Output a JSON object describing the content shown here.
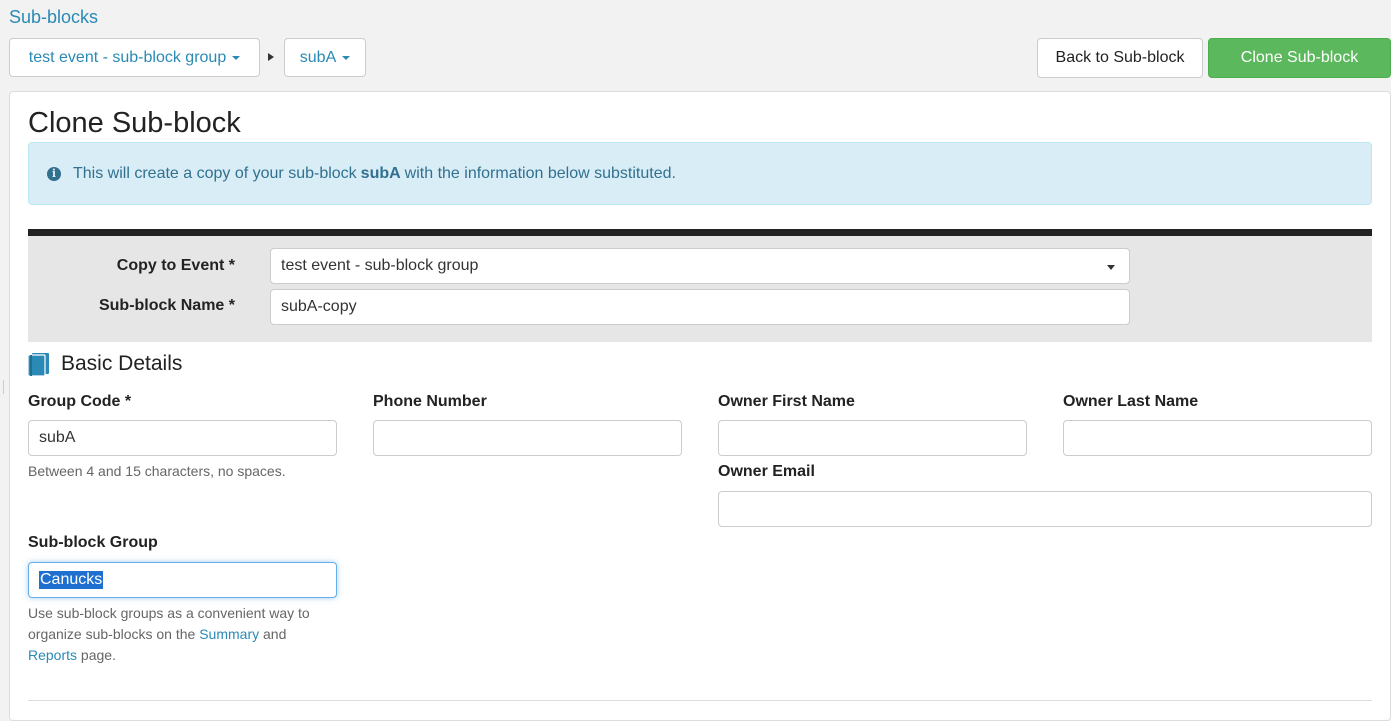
{
  "header": {
    "page_link": "Sub-blocks",
    "event_dropdown": "test event - sub-block group",
    "subblock_dropdown": "subA",
    "back_label": "Back to Sub-block",
    "clone_label": "Clone Sub-block"
  },
  "main": {
    "title": "Clone Sub-block",
    "info": {
      "prefix": "This will create a copy of your sub-block",
      "subblock": "subA",
      "suffix": "with the information below substituted."
    }
  },
  "copy_form": {
    "event_label": "Copy to Event *",
    "event_value": "test event - sub-block group",
    "name_label": "Sub-block Name *",
    "name_value": "subA-copy"
  },
  "basic_details": {
    "title": "Basic Details",
    "group_code_label": "Group Code *",
    "group_code_value": "subA",
    "group_code_help": "Between 4 and 15 characters, no spaces.",
    "phone_label": "Phone Number",
    "phone_value": "",
    "owner_first_label": "Owner First Name",
    "owner_first_value": "",
    "owner_last_label": "Owner Last Name",
    "owner_last_value": "",
    "owner_email_label": "Owner Email",
    "owner_email_value": "",
    "subblock_group_label": "Sub-block Group",
    "subblock_group_value": "Canucks",
    "subblock_group_help_1": "Use sub-block groups as a convenient way to",
    "subblock_group_help_2": "organize sub-blocks on the",
    "summary_link": "Summary",
    "help_and": "and",
    "reports_link": "Reports",
    "help_page": "page."
  },
  "colors": {
    "link": "#2a8ab5",
    "success": "#5cb85c",
    "info_bg": "#d9edf7",
    "info_text": "#31708f"
  }
}
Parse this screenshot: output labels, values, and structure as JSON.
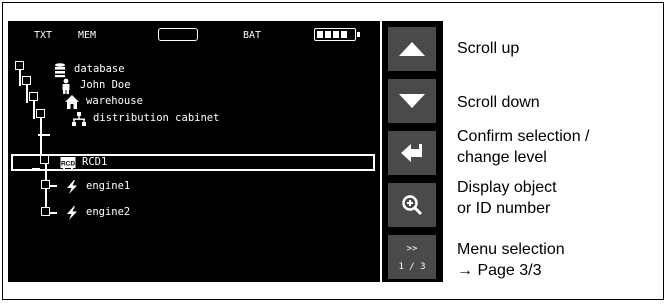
{
  "status": {
    "txt": "TXT",
    "mem": "MEM",
    "bat": "BAT"
  },
  "tree": {
    "items": [
      {
        "label": "database",
        "icon": "database-icon"
      },
      {
        "label": "John Doe",
        "icon": "person-icon"
      },
      {
        "label": "warehouse",
        "icon": "house-icon"
      },
      {
        "label": "distribution cabinet",
        "icon": "network-icon"
      },
      {
        "label": "RCD1",
        "icon": "rcd-icon",
        "badge": "RCD",
        "selected": true
      },
      {
        "label": "engine1",
        "icon": "lightning-icon"
      },
      {
        "label": "engine2",
        "icon": "lightning-icon"
      }
    ]
  },
  "sidebar": {
    "page_arrow": ">>",
    "page_number": "1 / 3"
  },
  "descriptions": {
    "scroll_up": "Scroll up",
    "scroll_down": "Scroll down",
    "confirm_line1": "Confirm selection /",
    "confirm_line2": "change level",
    "display_line1": "Display object",
    "display_line2": "or ID number",
    "menu_line1": "Menu selection",
    "menu_line2": "→ Page 3/3"
  },
  "colors": {
    "screen": "#000000",
    "button": "#4a4a4a",
    "foreground": "#ffffff"
  }
}
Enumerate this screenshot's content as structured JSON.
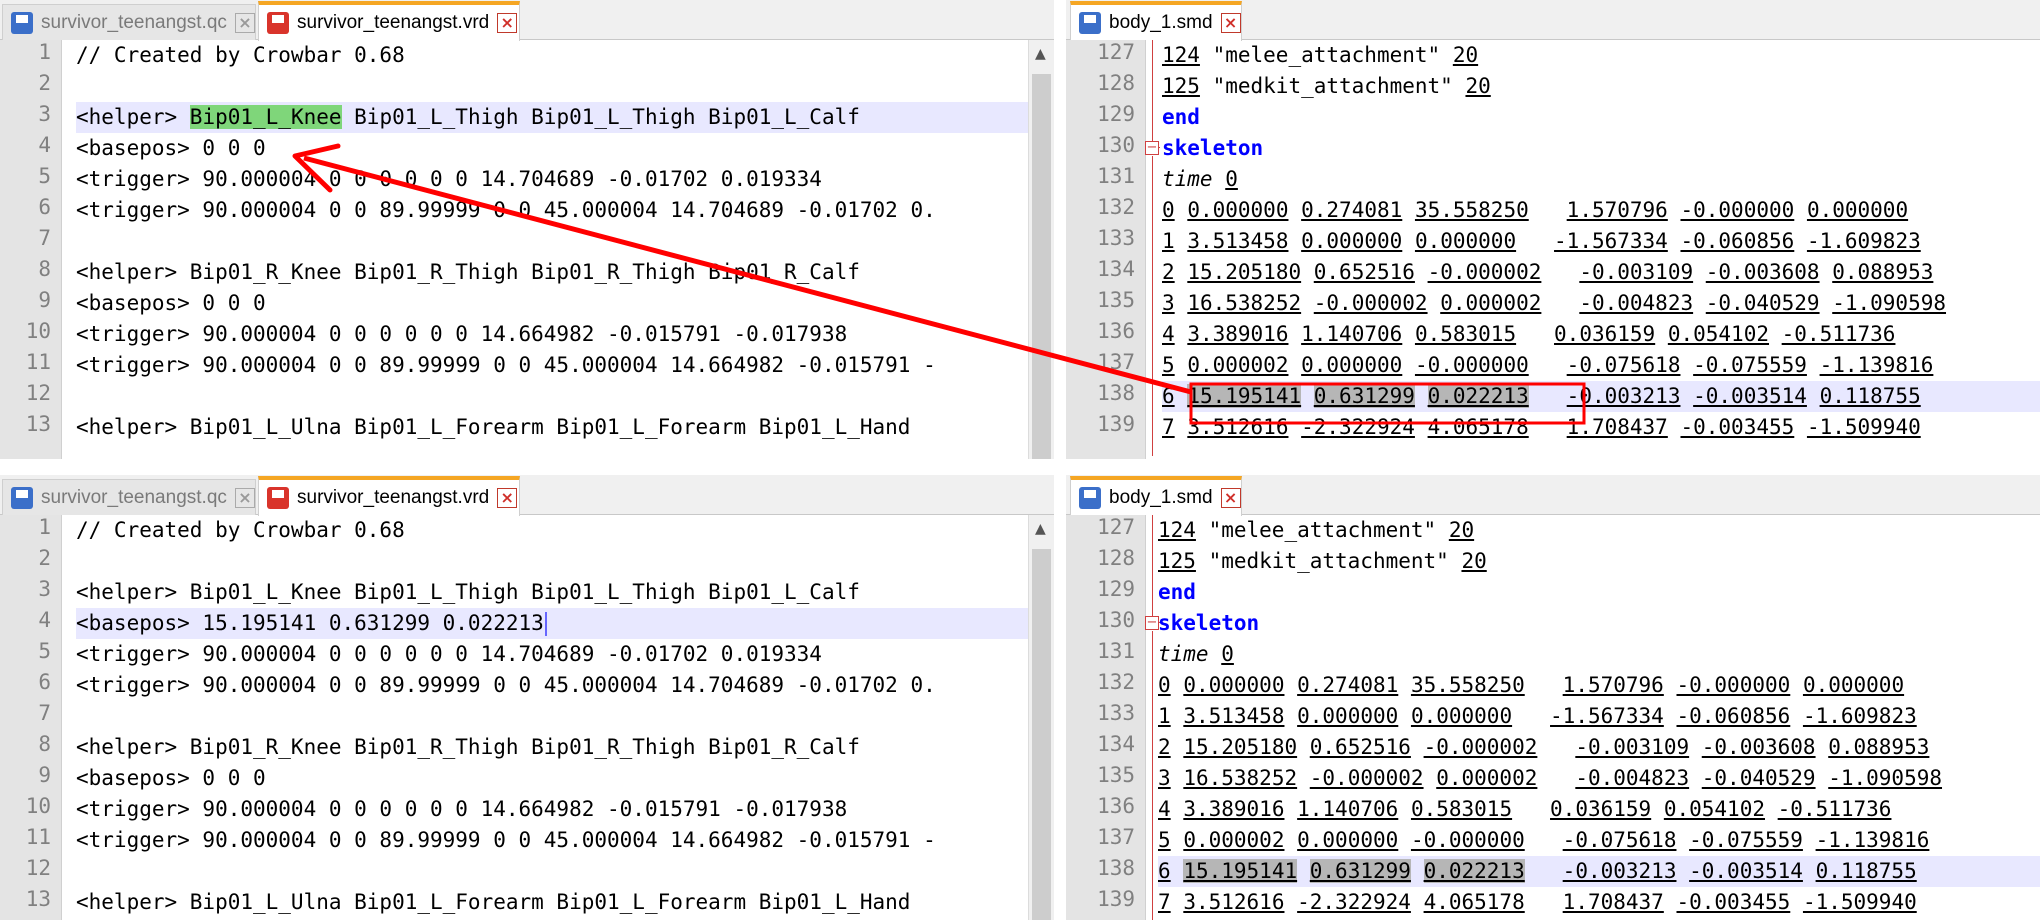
{
  "top": {
    "left_tabs": [
      {
        "label": "survivor_teenangst.qc",
        "state": "inactive"
      },
      {
        "label": "survivor_teenangst.vrd",
        "state": "active"
      }
    ],
    "right_tab": {
      "label": "body_1.smd"
    },
    "vrd_line_numbers": [
      "1",
      "2",
      "3",
      "4",
      "5",
      "6",
      "7",
      "8",
      "9",
      "10",
      "11",
      "12",
      "13"
    ],
    "vrd": {
      "l1": "// Created by Crowbar 0.68",
      "l3_pre": "<helper> ",
      "l3_hl": "Bip01_L_Knee",
      "l3_post": " Bip01_L_Thigh Bip01_L_Thigh Bip01_L_Calf",
      "l4": "<basepos> 0 0 0",
      "l5": "<trigger> 90.000004 0 0 0 0 0 0 14.704689 -0.01702 0.019334",
      "l6": "<trigger> 90.000004 0 0 89.99999 0 0 45.000004 14.704689 -0.01702 0.",
      "l8": "<helper> Bip01_R_Knee Bip01_R_Thigh Bip01_R_Thigh Bip01_R_Calf",
      "l9": "<basepos> 0 0 0",
      "l10": "<trigger> 90.000004 0 0 0 0 0 0 14.664982 -0.015791 -0.017938",
      "l11": "<trigger> 90.000004 0 0 89.99999 0 0 45.000004 14.664982 -0.015791 -",
      "l13": "<helper> Bip01_L_Ulna Bip01_L_Forearm Bip01_L_Forearm Bip01_L_Hand"
    }
  },
  "bottom": {
    "left_tabs": [
      {
        "label": "survivor_teenangst.qc",
        "state": "inactive"
      },
      {
        "label": "survivor_teenangst.vrd",
        "state": "active"
      }
    ],
    "right_tab": {
      "label": "body_1.smd"
    },
    "vrd": {
      "l1": "// Created by Crowbar 0.68",
      "l3": "<helper> Bip01_L_Knee Bip01_L_Thigh Bip01_L_Thigh Bip01_L_Calf",
      "l4": "<basepos> 15.195141 0.631299 0.022213",
      "l5": "<trigger> 90.000004 0 0 0 0 0 0 14.704689 -0.01702 0.019334",
      "l6": "<trigger> 90.000004 0 0 89.99999 0 0 45.000004 14.704689 -0.01702 0.",
      "l8": "<helper> Bip01_R_Knee Bip01_R_Thigh Bip01_R_Thigh Bip01_R_Calf",
      "l9": "<basepos> 0 0 0",
      "l10": "<trigger> 90.000004 0 0 0 0 0 0 14.664982 -0.015791 -0.017938",
      "l11": "<trigger> 90.000004 0 0 89.99999 0 0 45.000004 14.664982 -0.015791 -",
      "l13": "<helper> Bip01_L_Ulna Bip01_L_Forearm Bip01_L_Forearm Bip01_L_Hand"
    }
  },
  "smd": {
    "line_numbers": [
      "127",
      "128",
      "129",
      "130",
      "131",
      "132",
      "133",
      "134",
      "135",
      "136",
      "137",
      "138",
      "139"
    ],
    "l127": {
      "num": "124",
      "str": "\"melee_attachment\"",
      "val": "20"
    },
    "l128": {
      "num": "125",
      "str": "\"medkit_attachment\"",
      "val": "20"
    },
    "l129": "end",
    "l130": "skeleton",
    "l131": {
      "kw": "time",
      "val": "0"
    },
    "rows": [
      {
        "id": "0",
        "a": "0.000000",
        "b": "0.274081",
        "c": "35.558250",
        "d": "1.570796",
        "e": "-0.000000",
        "f": "0.000000"
      },
      {
        "id": "1",
        "a": "3.513458",
        "b": "0.000000",
        "c": "0.000000",
        "d": "-1.567334",
        "e": "-0.060856",
        "f": "-1.609823"
      },
      {
        "id": "2",
        "a": "15.205180",
        "b": "0.652516",
        "c": "-0.000002",
        "d": "-0.003109",
        "e": "-0.003608",
        "f": "0.088953"
      },
      {
        "id": "3",
        "a": "16.538252",
        "b": "-0.000002",
        "c": "0.000002",
        "d": "-0.004823",
        "e": "-0.040529",
        "f": "-1.090598"
      },
      {
        "id": "4",
        "a": "3.389016",
        "b": "1.140706",
        "c": "0.583015",
        "d": "0.036159",
        "e": "0.054102",
        "f": "-0.511736"
      },
      {
        "id": "5",
        "a": "0.000002",
        "b": "0.000000",
        "c": "-0.000000",
        "d": "-0.075618",
        "e": "-0.075559",
        "f": "-1.139816"
      },
      {
        "id": "6",
        "a": "15.195141",
        "b": "0.631299",
        "c": "0.022213",
        "d": "-0.003213",
        "e": "-0.003514",
        "f": "0.118755"
      },
      {
        "id": "7",
        "a": "3.512616",
        "b": "-2.322924",
        "c": "4.065178",
        "d": "1.708437",
        "e": "-0.003455",
        "f": "-1.509940"
      }
    ]
  },
  "colors": {
    "annotation": "#ff0000",
    "keyword": "#0000ff",
    "highlight": "#7fd67a",
    "selection": "#b6b6b6",
    "active_tab_accent": "#f5a623"
  }
}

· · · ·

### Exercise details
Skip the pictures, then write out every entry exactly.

### Result for this task
Output a JSON object describing the content shown here.
{
  "header": {
    "page_link": "Sub-blocks",
    "event_dropdown": "test event - sub-block group",
    "subblock_dropdown": "subA",
    "back_label": "Back to Sub-block",
    "clone_label": "Clone Sub-block"
  },
  "main": {
    "title": "Clone Sub-block",
    "info": {
      "prefix": "This will create a copy of your sub-block",
      "subblock": "subA",
      "suffix": "with the information below substituted."
    }
  },
  "copy_form": {
    "event_label": "Copy to Event *",
    "event_value": "test event - sub-block group",
    "name_label": "Sub-block Name *",
    "name_value": "subA-copy"
  },
  "basic_details": {
    "title": "Basic Details",
    "group_code_label": "Group Code *",
    "group_code_value": "subA",
    "group_code_help": "Between 4 and 15 characters, no spaces.",
    "phone_label": "Phone Number",
    "phone_value": "",
    "owner_first_label": "Owner First Name",
    "owner_first_value": "",
    "owner_last_label": "Owner Last Name",
    "owner_last_value": "",
    "owner_email_label": "Owner Email",
    "owner_email_value": "",
    "subblock_group_label": "Sub-block Group",
    "subblock_group_value": "Canucks",
    "subblock_group_help_1": "Use sub-block groups as a convenient way to",
    "subblock_group_help_2": "organize sub-blocks on the",
    "summary_link": "Summary",
    "help_and": "and",
    "reports_link": "Reports",
    "help_page": "page."
  },
  "colors": {
    "link": "#2a8ab5",
    "success": "#5cb85c",
    "info_bg": "#d9edf7",
    "info_text": "#31708f"
  }
}
Parse this screenshot: output labels, values, and structure as JSON.
{
  "status": {
    "txt": "TXT",
    "mem": "MEM",
    "bat": "BAT"
  },
  "tree": {
    "items": [
      {
        "label": "database",
        "icon": "database-icon"
      },
      {
        "label": "John Doe",
        "icon": "person-icon"
      },
      {
        "label": "warehouse",
        "icon": "house-icon"
      },
      {
        "label": "distribution cabinet",
        "icon": "network-icon"
      },
      {
        "label": "RCD1",
        "icon": "rcd-icon",
        "badge": "RCD",
        "selected": true
      },
      {
        "label": "engine1",
        "icon": "lightning-icon"
      },
      {
        "label": "engine2",
        "icon": "lightning-icon"
      }
    ]
  },
  "sidebar": {
    "page_arrow": ">>",
    "page_number": "1 / 3"
  },
  "descriptions": {
    "scroll_up": "Scroll up",
    "scroll_down": "Scroll down",
    "confirm_line1": "Confirm selection /",
    "confirm_line2": "change level",
    "display_line1": "Display object",
    "display_line2": "or ID number",
    "menu_line1": "Menu selection",
    "menu_line2": "→ Page 3/3"
  },
  "colors": {
    "screen": "#000000",
    "button": "#4a4a4a",
    "foreground": "#ffffff"
  }
}
Enumerate this screenshot's content as structured JSON.
{
  "top": {
    "left_tabs": [
      {
        "label": "survivor_teenangst.qc",
        "state": "inactive"
      },
      {
        "label": "survivor_teenangst.vrd",
        "state": "active"
      }
    ],
    "right_tab": {
      "label": "body_1.smd"
    },
    "vrd_line_numbers": [
      "1",
      "2",
      "3",
      "4",
      "5",
      "6",
      "7",
      "8",
      "9",
      "10",
      "11",
      "12",
      "13"
    ],
    "vrd": {
      "l1": "// Created by Crowbar 0.68",
      "l3_pre": "<helper> ",
      "l3_hl": "Bip01_L_Knee",
      "l3_post": " Bip01_L_Thigh Bip01_L_Thigh Bip01_L_Calf",
      "l4": "<basepos> 0 0 0",
      "l5": "<trigger> 90.000004 0 0 0 0 0 0 14.704689 -0.01702 0.019334",
      "l6": "<trigger> 90.000004 0 0 89.99999 0 0 45.000004 14.704689 -0.01702 0.",
      "l8": "<helper> Bip01_R_Knee Bip01_R_Thigh Bip01_R_Thigh Bip01_R_Calf",
      "l9": "<basepos> 0 0 0",
      "l10": "<trigger> 90.000004 0 0 0 0 0 0 14.664982 -0.015791 -0.017938",
      "l11": "<trigger> 90.000004 0 0 89.99999 0 0 45.000004 14.664982 -0.015791 -",
      "l13": "<helper> Bip01_L_Ulna Bip01_L_Forearm Bip01_L_Forearm Bip01_L_Hand"
    }
  },
  "bottom": {
    "left_tabs": [
      {
        "label": "survivor_teenangst.qc",
        "state": "inactive"
      },
      {
        "label": "survivor_teenangst.vrd",
        "state": "active"
      }
    ],
    "right_tab": {
      "label": "body_1.smd"
    },
    "vrd": {
      "l1": "// Created by Crowbar 0.68",
      "l3": "<helper> Bip01_L_Knee Bip01_L_Thigh Bip01_L_Thigh Bip01_L_Calf",
      "l4": "<basepos> 15.195141 0.631299 0.022213",
      "l5": "<trigger> 90.000004 0 0 0 0 0 0 14.704689 -0.01702 0.019334",
      "l6": "<trigger> 90.000004 0 0 89.99999 0 0 45.000004 14.704689 -0.01702 0.",
      "l8": "<helper> Bip01_R_Knee Bip01_R_Thigh Bip01_R_Thigh Bip01_R_Calf",
      "l9": "<basepos> 0 0 0",
      "l10": "<trigger> 90.000004 0 0 0 0 0 0 14.664982 -0.015791 -0.017938",
      "l11": "<trigger> 90.000004 0 0 89.99999 0 0 45.000004 14.664982 -0.015791 -",
      "l13": "<helper> Bip01_L_Ulna Bip01_L_Forearm Bip01_L_Forearm Bip01_L_Hand"
    }
  },
  "smd": {
    "line_numbers": [
      "127",
      "128",
      "129",
      "130",
      "131",
      "132",
      "133",
      "134",
      "135",
      "136",
      "137",
      "138",
      "139"
    ],
    "l127": {
      "num": "124",
      "str": "\"melee_attachment\"",
      "val": "20"
    },
    "l128": {
      "num": "125",
      "str": "\"medkit_attachment\"",
      "val": "20"
    },
    "l129": "end",
    "l130": "skeleton",
    "l131": {
      "kw": "time",
      "val": "0"
    },
    "rows": [
      {
        "id": "0",
        "a": "0.000000",
        "b": "0.274081",
        "c": "35.558250",
        "d": "1.570796",
        "e": "-0.000000",
        "f": "0.000000"
      },
      {
        "id": "1",
        "a": "3.513458",
        "b": "0.000000",
        "c": "0.000000",
        "d": "-1.567334",
        "e": "-0.060856",
        "f": "-1.609823"
      },
      {
        "id": "2",
        "a": "15.205180",
        "b": "0.652516",
        "c": "-0.000002",
        "d": "-0.003109",
        "e": "-0.003608",
        "f": "0.088953"
      },
      {
        "id": "3",
        "a": "16.538252",
        "b": "-0.000002",
        "c": "0.000002",
        "d": "-0.004823",
        "e": "-0.040529",
        "f": "-1.090598"
      },
      {
        "id": "4",
        "a": "3.389016",
        "b": "1.140706",
        "c": "0.583015",
        "d": "0.036159",
        "e": "0.054102",
        "f": "-0.511736"
      },
      {
        "id": "5",
        "a": "0.000002",
        "b": "0.000000",
        "c": "-0.000000",
        "d": "-0.075618",
        "e": "-0.075559",
        "f": "-1.139816"
      },
      {
        "id": "6",
        "a": "15.195141",
        "b": "0.631299",
        "c": "0.022213",
        "d": "-0.003213",
        "e": "-0.003514",
        "f": "0.118755"
      },
      {
        "id": "7",
        "a": "3.512616",
        "b": "-2.322924",
        "c": "4.065178",
        "d": "1.708437",
        "e": "-0.003455",
        "f": "-1.509940"
      }
    ]
  },
  "colors": {
    "annotation": "#ff0000",
    "keyword": "#0000ff",
    "highlight": "#7fd67a",
    "selection": "#b6b6b6",
    "active_tab_accent": "#f5a623"
  }
}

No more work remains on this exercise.